Excerpts from a dataset:
Start of Block

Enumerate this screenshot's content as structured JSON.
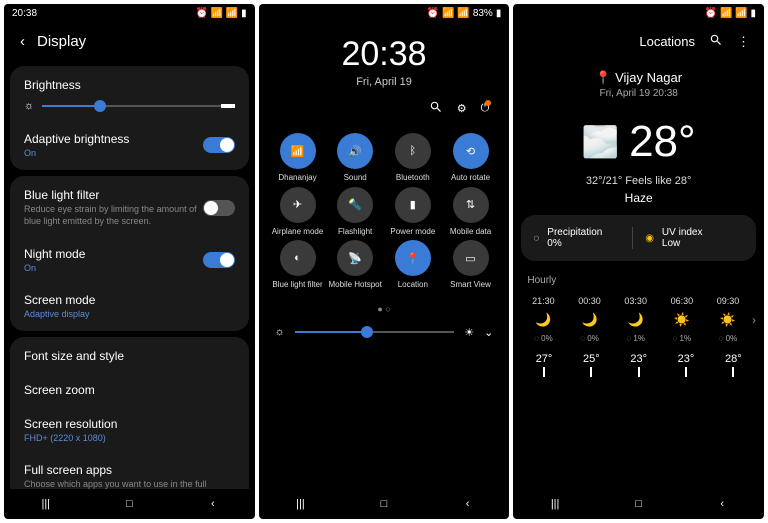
{
  "status": {
    "time": "20:38",
    "battery": "83%"
  },
  "p1": {
    "title": "Display",
    "brightness": "Brightness",
    "adaptive": {
      "title": "Adaptive brightness",
      "sub": "On"
    },
    "bluelight": {
      "title": "Blue light filter",
      "desc": "Reduce eye strain by limiting the amount of blue light emitted by the screen."
    },
    "night": {
      "title": "Night mode",
      "sub": "On"
    },
    "screenmode": {
      "title": "Screen mode",
      "sub": "Adaptive display"
    },
    "font": "Font size and style",
    "zoom": "Screen zoom",
    "res": {
      "title": "Screen resolution",
      "sub": "FHD+ (2220 x 1080)"
    },
    "fullscreen": {
      "title": "Full screen apps",
      "desc": "Choose which apps you want to use in the full screen"
    }
  },
  "p2": {
    "clock": "20:38",
    "date": "Fri, April 19",
    "tiles": [
      {
        "label": "Dhananjay",
        "on": true,
        "icon": "wifi"
      },
      {
        "label": "Sound",
        "on": true,
        "icon": "sound"
      },
      {
        "label": "Bluetooth",
        "on": false,
        "icon": "bt"
      },
      {
        "label": "Auto rotate",
        "on": true,
        "icon": "rotate"
      },
      {
        "label": "Airplane mode",
        "on": false,
        "icon": "plane"
      },
      {
        "label": "Flashlight",
        "on": false,
        "icon": "flash"
      },
      {
        "label": "Power mode",
        "on": false,
        "icon": "power"
      },
      {
        "label": "Mobile data",
        "on": false,
        "icon": "data"
      },
      {
        "label": "Blue light filter",
        "on": false,
        "icon": "blf"
      },
      {
        "label": "Mobile Hotspot",
        "on": false,
        "icon": "hotspot"
      },
      {
        "label": "Location",
        "on": true,
        "icon": "loc"
      },
      {
        "label": "Smart View",
        "on": false,
        "icon": "cast"
      }
    ]
  },
  "p3": {
    "header": "Locations",
    "locname": "Vijay Nagar",
    "locdate": "Fri, April 19 20:38",
    "temp": "28°",
    "hilo": "32°/21° Feels like 28°",
    "cond": "Haze",
    "precip": {
      "label": "Precipitation",
      "val": "0%"
    },
    "uv": {
      "label": "UV index",
      "val": "Low"
    },
    "hourly_label": "Hourly",
    "hours": [
      {
        "t": "21:30",
        "pop": "0%",
        "temp": "27°",
        "icon": "🌙"
      },
      {
        "t": "00:30",
        "pop": "0%",
        "temp": "25°",
        "icon": "🌙"
      },
      {
        "t": "03:30",
        "pop": "1%",
        "temp": "23°",
        "icon": "🌙"
      },
      {
        "t": "06:30",
        "pop": "1%",
        "temp": "23°",
        "icon": "☀️"
      },
      {
        "t": "09:30",
        "pop": "0%",
        "temp": "28°",
        "icon": "☀️"
      }
    ]
  }
}
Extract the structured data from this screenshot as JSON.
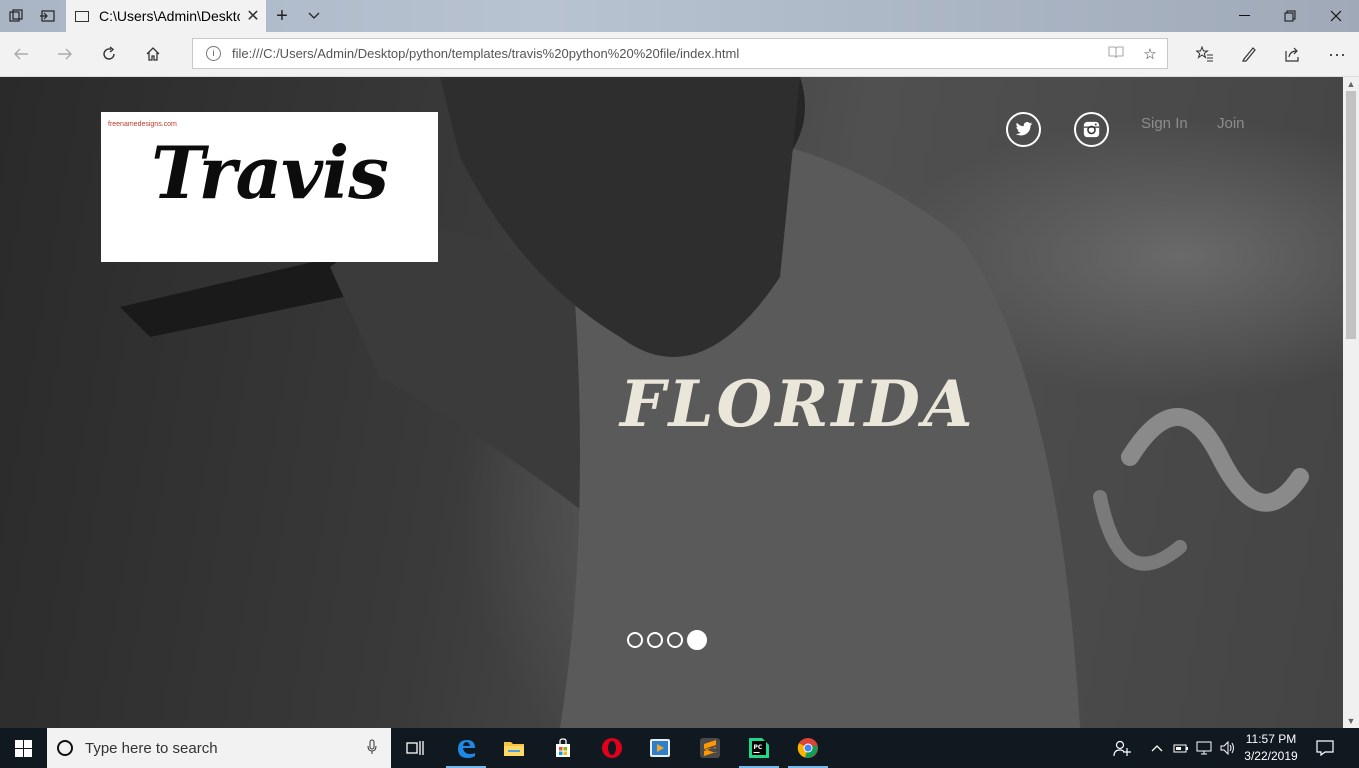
{
  "browser": {
    "tab_title": "C:\\Users\\Admin\\Deskto",
    "url": "file:///C:/Users/Admin/Desktop/python/templates/travis%20python%20%20file/index.html"
  },
  "site": {
    "logo_small_text": "freenamedesigns.com",
    "logo_text": "Travis",
    "sign_in": "Sign In",
    "join": "Join",
    "headline": "FLORIDA",
    "slider": {
      "count": 4,
      "active_index": 3
    }
  },
  "taskbar": {
    "search_placeholder": "Type here to search",
    "time": "11:57 PM",
    "date": "3/22/2019",
    "pinned_apps": [
      "edge-icon",
      "file-explorer-icon",
      "store-icon",
      "opera-icon",
      "media-player-icon",
      "sublime-text-icon",
      "pycharm-icon",
      "chrome-icon"
    ]
  },
  "colors": {
    "headline": "#ebe6da",
    "accent": "#76b9ed",
    "taskbar": "#101820"
  }
}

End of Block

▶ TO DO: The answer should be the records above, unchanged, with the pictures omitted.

▶ SOLVED EXERCISE:
Enumerate this screenshot's content as structured JSON.
{
  "status": {
    "time": "20:38",
    "battery": "83%"
  },
  "p1": {
    "title": "Display",
    "brightness": "Brightness",
    "adaptive": {
      "title": "Adaptive brightness",
      "sub": "On"
    },
    "bluelight": {
      "title": "Blue light filter",
      "desc": "Reduce eye strain by limiting the amount of blue light emitted by the screen."
    },
    "night": {
      "title": "Night mode",
      "sub": "On"
    },
    "screenmode": {
      "title": "Screen mode",
      "sub": "Adaptive display"
    },
    "font": "Font size and style",
    "zoom": "Screen zoom",
    "res": {
      "title": "Screen resolution",
      "sub": "FHD+ (2220 x 1080)"
    },
    "fullscreen": {
      "title": "Full screen apps",
      "desc": "Choose which apps you want to use in the full screen"
    }
  },
  "p2": {
    "clock": "20:38",
    "date": "Fri, April 19",
    "tiles": [
      {
        "label": "Dhananjay",
        "on": true,
        "icon": "wifi"
      },
      {
        "label": "Sound",
        "on": true,
        "icon": "sound"
      },
      {
        "label": "Bluetooth",
        "on": false,
        "icon": "bt"
      },
      {
        "label": "Auto rotate",
        "on": true,
        "icon": "rotate"
      },
      {
        "label": "Airplane mode",
        "on": false,
        "icon": "plane"
      },
      {
        "label": "Flashlight",
        "on": false,
        "icon": "flash"
      },
      {
        "label": "Power mode",
        "on": false,
        "icon": "power"
      },
      {
        "label": "Mobile data",
        "on": false,
        "icon": "data"
      },
      {
        "label": "Blue light filter",
        "on": false,
        "icon": "blf"
      },
      {
        "label": "Mobile Hotspot",
        "on": false,
        "icon": "hotspot"
      },
      {
        "label": "Location",
        "on": true,
        "icon": "loc"
      },
      {
        "label": "Smart View",
        "on": false,
        "icon": "cast"
      }
    ]
  },
  "p3": {
    "header": "Locations",
    "locname": "Vijay Nagar",
    "locdate": "Fri, April 19 20:38",
    "temp": "28°",
    "hilo": "32°/21° Feels like 28°",
    "cond": "Haze",
    "precip": {
      "label": "Precipitation",
      "val": "0%"
    },
    "uv": {
      "label": "UV index",
      "val": "Low"
    },
    "hourly_label": "Hourly",
    "hours": [
      {
        "t": "21:30",
        "pop": "0%",
        "temp": "27°",
        "icon": "🌙"
      },
      {
        "t": "00:30",
        "pop": "0%",
        "temp": "25°",
        "icon": "🌙"
      },
      {
        "t": "03:30",
        "pop": "1%",
        "temp": "23°",
        "icon": "🌙"
      },
      {
        "t": "06:30",
        "pop": "1%",
        "temp": "23°",
        "icon": "☀️"
      },
      {
        "t": "09:30",
        "pop": "0%",
        "temp": "28°",
        "icon": "☀️"
      }
    ]
  }
}
Extract the structured data from this screenshot as JSON.
{
  "browser": {
    "tab_title": "C:\\Users\\Admin\\Deskto",
    "url": "file:///C:/Users/Admin/Desktop/python/templates/travis%20python%20%20file/index.html"
  },
  "site": {
    "logo_small_text": "freenamedesigns.com",
    "logo_text": "Travis",
    "sign_in": "Sign In",
    "join": "Join",
    "headline": "FLORIDA",
    "slider": {
      "count": 4,
      "active_index": 3
    }
  },
  "taskbar": {
    "search_placeholder": "Type here to search",
    "time": "11:57 PM",
    "date": "3/22/2019",
    "pinned_apps": [
      "edge-icon",
      "file-explorer-icon",
      "store-icon",
      "opera-icon",
      "media-player-icon",
      "sublime-text-icon",
      "pycharm-icon",
      "chrome-icon"
    ]
  },
  "colors": {
    "headline": "#ebe6da",
    "accent": "#76b9ed",
    "taskbar": "#101820"
  }
}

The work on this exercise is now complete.